"Give Girls a Chance"
What You Need To Know:
GRACIE is a well-acted, ultimately heartwarming story, but the scenes of a rebellious 16-year-old girl going out to a bar with her girlfriend and seeing older boys are uncomfortable. Though her father intervenes in the nick of time, until that point, these scenes may seem adventurous to some teenagers. A stronger moral focus would have helped.
(B, P, C, Pa, PC, Fe, Ho, LL, V, S, N, A, D, MM) Light pro-family worldview with a lightly positive view of American life and a brief reference to Christianity at a funeral, plus some mixed pagan elements, light politically correct, feminist view about giving girls a chance to play sports that supports the federal government getting involved, and heroine’s girlfriend complains that she doesn’t want to be tagged a “lesbian” because her friend plays soccer; 13 obscenities and two light profanities; boys deliberately hit and trip girl when she tries to play soccer with them; teenage kissing and teenage girl lies about her age and ends up in the backseat of a car with a college-age boy, but her father intervenes; upper male nudity; underage alcohol use when the drinking age was 18; smoking; and, teenage rebellion is not rebuked enough, teenage girl sneaks out of the house and lies about her age to get into a bar when the age limit was 18, and family tension.
GRACIE is a sports drama about a teenage girl who has trouble when she wants to try out for the high school boys’ soccer team.
Set in the late 1970s, the movie opens with her older brother, Johnny, failing to beat the school rival during penalty kicks. Later that night, Johnny dies in a traffic accident while out with his friends.
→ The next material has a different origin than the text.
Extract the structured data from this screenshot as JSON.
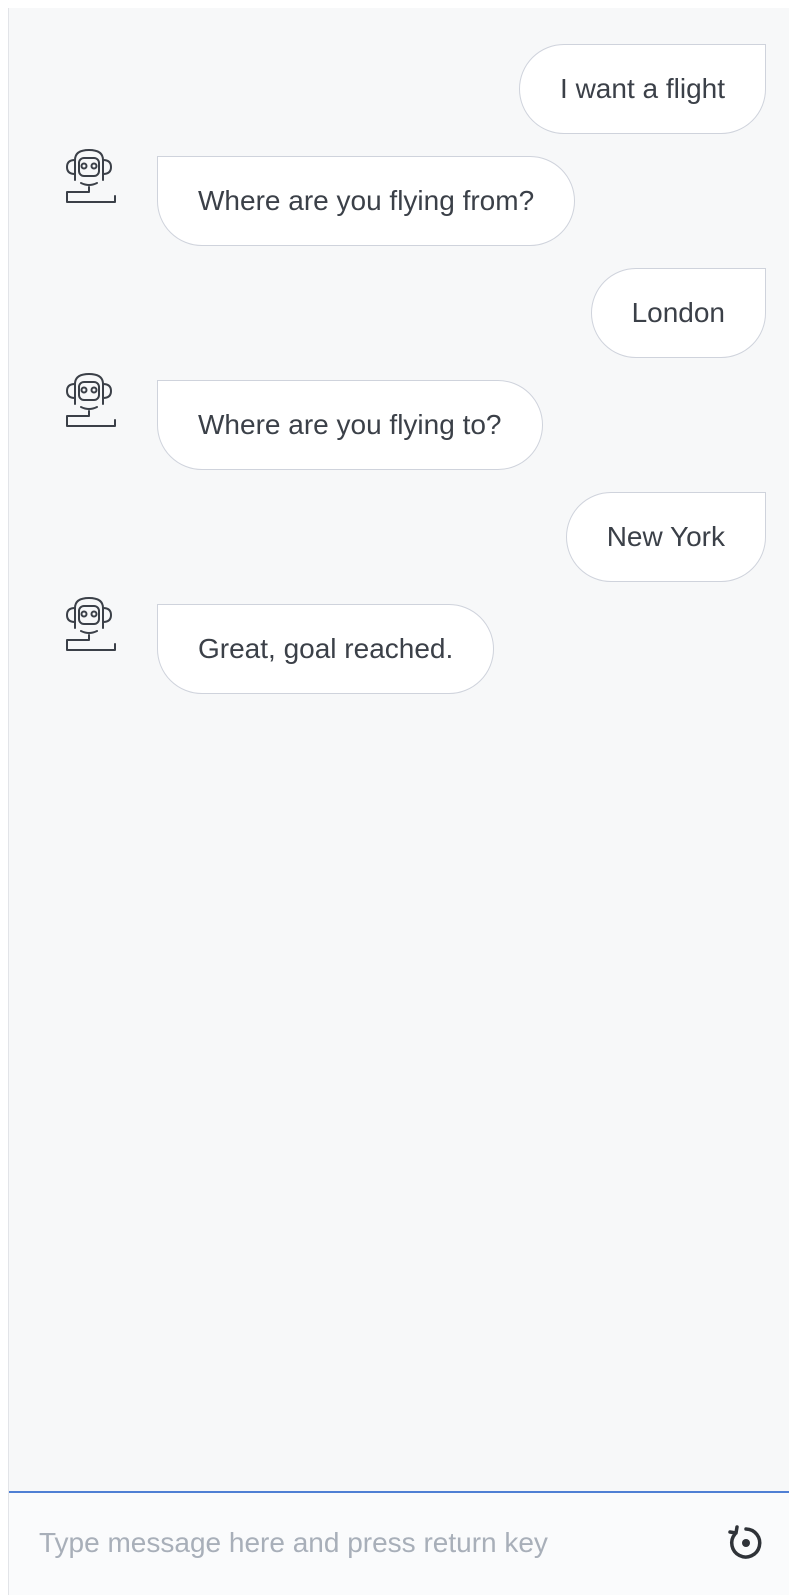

The family, of course, is devastated by Johnny’s death. Gracie tries to make them feel better by announcing that she plans to honor her brother’s memory by trying out for the boys team and winning the championship next year. Gracie’s announcement only makes her father more upset. Gracie is hurt and tries to find solace by hanging out with the wrong crowd and sneaking into bars.
Happily, her father catches his only daughter before she makes a fatal mistake. He agrees to train Gracie and help her get into the tryouts for the boys soccer team. Other obstacles stand in Gracie’s way.
Actress Elisabeth Shue and her brother, Andrew, star as the mother and a coach in GRACIE, which is directed by her husband, who also directed AN INCONVENIENT TRUTH. The Shues come from a soccer-playing family and wanted to do something in memory of their older brother, Will, who died in an accident in 1988.
GRACIE is a well-acted, ultimately heartwarming story, but the scenes of a rebellious 16-year-old girl going out to a restaurant and bar with her girlfriend and seeing older boys are uncomfortable. Though her father intervenes just in the nick of time, until that point, these scenes may seem adventurous to some teenagers. A stronger moral focus would have helped. The discipline and involvement that the father finally provides in the story hits a snag later in the story when school officials at first deny Gracie’s request to try out for the boys’ team. Parents need more help with restraining their teenagers’ passions than this movie provides.
Some viewers may also be bothered that the movie pays tribute to Title IX, the ill-conceived federal law that has given girls the chance to play more school sports but that has also deprived some boys from being able to participate in some sports.